“Autism spectrum disorder is a new DSM-5 name that reflects a scientific consensus that four previously separate disorders are actually a single condition with different levels of symptom severity in two core domains. ASD now encompasses the previous DSM-IV autistic disorder (autism), Asperger’s disorder, childhood disintegrative disorder, and pervasive developmental disorder not otherwise specified.”
Social Communication
1. Deficits in social-emotional reciprocity, ranging, for example, from abnormal social approach and failure of normal back-and-forth conversation; to reduced sharing of interests, emotions, or affect; to failure to initiate or respond to social interactions.

2. Deficits in nonverbal communicative behaviors used for social interaction, ranging, for example, from poorly integrated verbal and nonverbal communication; to abnormalities in eye contact and body language or deficits in understanding and use of gestures; to a total lack of facial expressions and nonverbal communication.

3. Deficits in developing, maintaining, and understanding relationships, ranging, for example, from difficulties adjusting behavior to suit various social contexts; to difficulities in sharing imaginative play or in making friends; to absence of interest in peers.
Communication
DSM-IV
"Triad" of Impairments
Restricted and Repetitive
Behaviors
Communication
Social
1.Stereotyped or repetitive motor movements, use of objects, or speech (e.g., simple motor stereotypes, lining up toys or flipping objects, echolalia, idiosyncratic phrases).

2. Insistence on sameness, inflexible adherence to routines, or ritualized patters of verbal or nonverbal behavior (e.g., extreme distress at small changes, difficulties with transitions, rigid thinking patterns, greeting rituals, need to take the same route or eat same food every day).

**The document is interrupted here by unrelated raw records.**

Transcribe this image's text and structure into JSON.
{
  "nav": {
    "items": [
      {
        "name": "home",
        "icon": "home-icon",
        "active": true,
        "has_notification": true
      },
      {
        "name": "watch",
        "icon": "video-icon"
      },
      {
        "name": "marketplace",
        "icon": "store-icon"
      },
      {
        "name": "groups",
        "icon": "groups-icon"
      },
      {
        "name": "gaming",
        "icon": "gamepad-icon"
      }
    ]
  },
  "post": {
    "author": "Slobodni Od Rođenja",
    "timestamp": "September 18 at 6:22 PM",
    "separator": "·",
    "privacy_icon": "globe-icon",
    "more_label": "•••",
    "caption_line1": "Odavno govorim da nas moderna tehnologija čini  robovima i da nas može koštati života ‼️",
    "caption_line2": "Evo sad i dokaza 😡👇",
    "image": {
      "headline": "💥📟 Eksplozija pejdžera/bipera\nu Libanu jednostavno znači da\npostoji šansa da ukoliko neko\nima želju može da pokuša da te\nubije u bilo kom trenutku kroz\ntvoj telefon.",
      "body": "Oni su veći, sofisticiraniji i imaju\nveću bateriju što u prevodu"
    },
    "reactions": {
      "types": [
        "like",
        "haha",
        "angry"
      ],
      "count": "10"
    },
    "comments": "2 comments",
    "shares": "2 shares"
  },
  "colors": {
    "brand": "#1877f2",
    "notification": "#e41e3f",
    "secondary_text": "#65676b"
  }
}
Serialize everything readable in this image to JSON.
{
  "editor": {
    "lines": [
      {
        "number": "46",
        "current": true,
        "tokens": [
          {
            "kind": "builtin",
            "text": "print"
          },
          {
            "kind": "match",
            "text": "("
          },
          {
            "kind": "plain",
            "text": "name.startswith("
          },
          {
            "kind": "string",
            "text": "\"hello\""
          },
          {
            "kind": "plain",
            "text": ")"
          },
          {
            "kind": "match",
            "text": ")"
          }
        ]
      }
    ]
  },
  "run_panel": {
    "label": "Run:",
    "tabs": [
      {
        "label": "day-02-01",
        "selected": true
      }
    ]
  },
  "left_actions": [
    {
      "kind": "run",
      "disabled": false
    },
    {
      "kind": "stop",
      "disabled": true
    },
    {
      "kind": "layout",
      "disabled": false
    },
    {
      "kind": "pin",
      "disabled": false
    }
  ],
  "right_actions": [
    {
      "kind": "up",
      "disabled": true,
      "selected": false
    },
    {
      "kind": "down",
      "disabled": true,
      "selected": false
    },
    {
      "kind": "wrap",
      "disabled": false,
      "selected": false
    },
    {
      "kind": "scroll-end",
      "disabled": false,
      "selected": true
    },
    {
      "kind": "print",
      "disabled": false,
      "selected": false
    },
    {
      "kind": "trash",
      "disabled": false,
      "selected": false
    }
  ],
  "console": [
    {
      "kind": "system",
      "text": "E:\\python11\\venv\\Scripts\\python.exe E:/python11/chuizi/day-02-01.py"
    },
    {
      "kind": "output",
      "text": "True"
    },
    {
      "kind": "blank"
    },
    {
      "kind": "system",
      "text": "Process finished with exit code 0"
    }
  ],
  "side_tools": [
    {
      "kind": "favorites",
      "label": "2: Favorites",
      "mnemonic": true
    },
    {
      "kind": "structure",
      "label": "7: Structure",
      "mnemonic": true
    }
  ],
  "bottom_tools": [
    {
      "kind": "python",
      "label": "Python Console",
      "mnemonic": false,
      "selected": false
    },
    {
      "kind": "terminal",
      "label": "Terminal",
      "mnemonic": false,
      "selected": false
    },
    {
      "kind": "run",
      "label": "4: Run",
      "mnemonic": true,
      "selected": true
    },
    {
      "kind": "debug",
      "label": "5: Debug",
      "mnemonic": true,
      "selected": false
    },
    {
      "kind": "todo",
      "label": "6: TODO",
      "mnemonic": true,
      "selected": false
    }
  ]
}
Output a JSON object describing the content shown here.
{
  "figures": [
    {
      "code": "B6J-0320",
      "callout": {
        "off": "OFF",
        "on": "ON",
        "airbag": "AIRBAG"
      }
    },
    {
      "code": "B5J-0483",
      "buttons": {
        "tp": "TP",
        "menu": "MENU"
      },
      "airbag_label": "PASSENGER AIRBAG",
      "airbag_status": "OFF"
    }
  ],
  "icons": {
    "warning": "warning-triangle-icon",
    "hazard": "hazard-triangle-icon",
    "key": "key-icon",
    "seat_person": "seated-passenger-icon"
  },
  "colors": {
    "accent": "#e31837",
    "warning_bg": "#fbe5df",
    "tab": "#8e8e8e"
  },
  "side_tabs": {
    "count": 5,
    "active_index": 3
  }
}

3. Highly restricted, fixated interests that are abnormal in intensity or focus (e.g., strong attachment to or preoccupation with unusual objects, excessively circumscribed or perseverative interests).

4. Hyper- or hyporeactivity to sensory input or unusual interest in sensory aspects of the environment (e.g., apparent indifference to pain/temperature, adverse response to specific sounds or textures, excessive smelling or touching of objects, visual fascination with lights or movement)
Communication
Restricted and Repetitive
Behaviors
Social
DSM-5
"Dyad" of Impairments
E. They are not better explained by intellectual disability (formerly mental retardation) … to make co-morbid diagnoses of ASD and ID, social communication must be below that expected for general developmental level
C. They must cause clinically
significant impairments in current functioning
D. The symptoms have to be present in early childhood (vs. by age 3).


A
B
Social (Pragmatic) Communication Disorder
The DSM-5 states,

“individuals with a well-established DSM-IV diagnoses of either autistic disorder, Asperger’s disorder or PDD-NOS should be given the diagnosis of autism spectrum disorder."
DSM still reliable even though it shrinks the spectrum
if a borderline case, see an experienced, independent clinician
beware the diagnosis “social (pragmatic) communication disorder”
could be good for some with Asperger's
no need to be re-evaluated if now diagnosed. You can’t “lose” a well-established diagnosis (but you could lose services)
may be diagnosed as ASD "with accompanying intellectual impairment"
learn about restricted interests and repetitive behaviors
learn about sensory symptoms
Takeaways:
Full transcript